As long as one person in your party has a Venmo debit card, you don't have to worry about multiple transactions. Instead, whoever decides to use their Venmo debit card for the purchase will initiate a split within the Venmo app. Initiating a split is similar to adding friends to a group chat. Only those who are specifically invited can access the split.
After conducting my interviews, I extracted the most significant and repetitive insights from each and created a set of activity notes to then organize.
Without prompting, Interviewees expressed concerns about the safety of their transfers. Venmo is the principal app used for the exchange of money and is not consciously connected with a trusted institution.
The process of finding people to pay or request isn’t always as smooth as it should be, and the alternative of using cash isn’t considered to be any better.
Multiple participants recognized the uncomfortable silence that takes place at the end of the meal when the bill arrives.
Most users prefer debit over credit, and then cash as a last resort. With only a few exceptions, credit cards have been deemed as less trustworthy since they are comprised of fictitious money.
This has to do with the actual transfer of money and who does what. The pattern seems to be that users either split evenly, split by order, or take turns covering the bill.
Say hello to Paige.
She's someone that you definitely feel like you've seen before, but you're not sure if she's a friend of a friend or if she just has one of those familiar faces. Ultimately, Paige is a facet of every interviewee. She is someone who has definitely experienced the pains of splitting a bill amongst a large group. And as a social butterfly, she values her time with friends, but hates the added cost of what comes with group activities.
After determining user pain points and creating a user persona, the next process I focused on was creating a visual narrative to describe them.
With a user persona and journey as a guide, the next step was to start prototyping. I needed to test my ideas. The last thing I wanted was to end up with a final product that didn't work, or even worse, didn’t make sense.
I pulled out my scissors, glue, and sticky notes and created semi-interactive screens. These "interactive" features are indicated by the blue and pink colors.
After having participants interact with my low-fidelity prototype, I made some key changes to each interface.
While my paper prototype captures the big picture, these wireframes emphasize the addition of detail as a a way of building up to a high-fidelity mockup.
The design process is iterative, especially as you get closer to a "finished product". I say this in parentheses because no product is truly ever finished. As we continue to evolve, so do our needs and there is always room for improvement.
With that said, below is my first pass at a high-fidelity mockup. While nearly identical to the my mid-fidelity frames, these screens are designed to make my idea feel as real as possible.
Once again, because the design process is not linear, my next steps involved putting my prototypes to the test. I recruited family and friends to interact with my high-fidelity model. My goal this time around was to see how participants interacted with the application add-on and to find potential problem areas for the user by giving them a series of tasks to complete.
Overall, this round of usability tests were extremely helpful in identifying the major pain points. In addition to a few technical bugs, the majority of the issues were cosmetic and stemmed around understanding certain icons and their functions within assigned tasks.

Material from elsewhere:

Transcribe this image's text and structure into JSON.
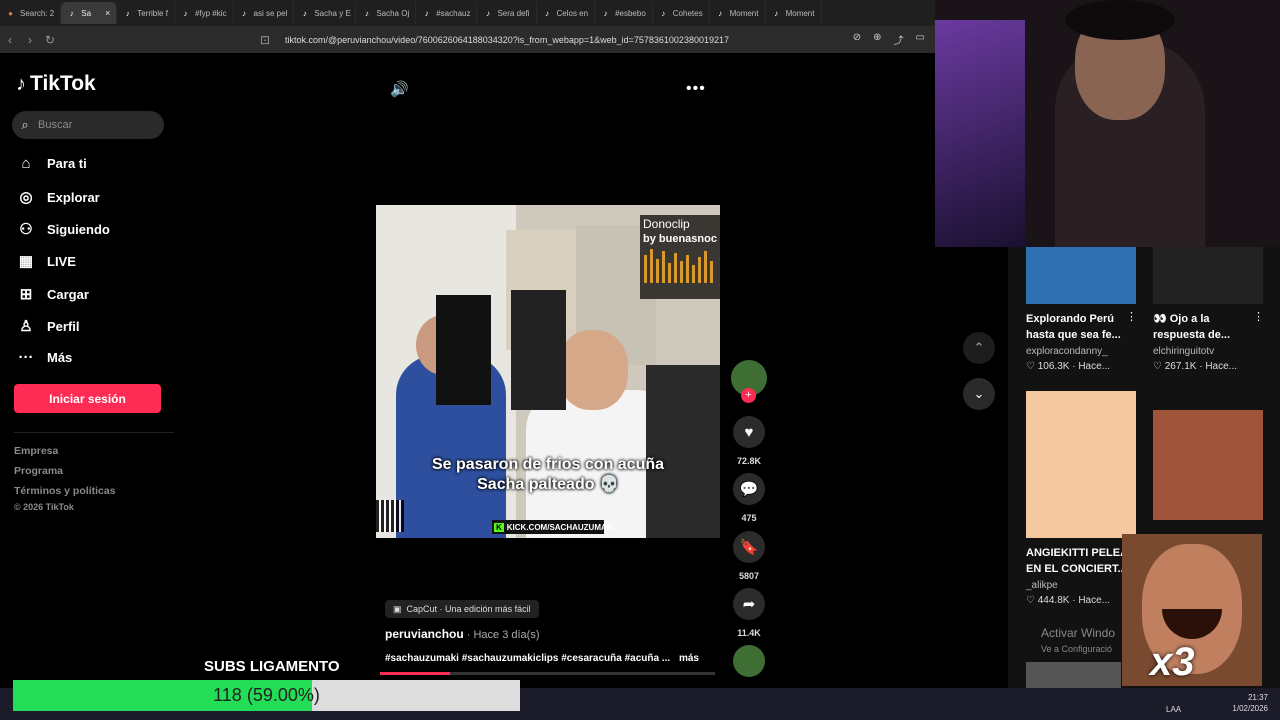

Since the majority of problem areas centered around appearance, I knew that I wanted my next round of designs to focus on visual clarity and eliminate any uncertainty regarding functionality.
I did this by creating a larger-scale flow with two distinct paths, and by incorporating a more thorough style guide. In addition to having created the main flow in which one person initiates the split, I added a second user flow that showcases how group members participate when being added to a split.
The first path mirrors the original flow and takes the initiator through the process of splitting.
The second path demonstrates how users engage in a split when they are not the initiator. Depending on the initiator's choices, users can either confirm their portion of a split or decide to split later.
If you've made it this far, might as well click here and interact with Splitzees yourself.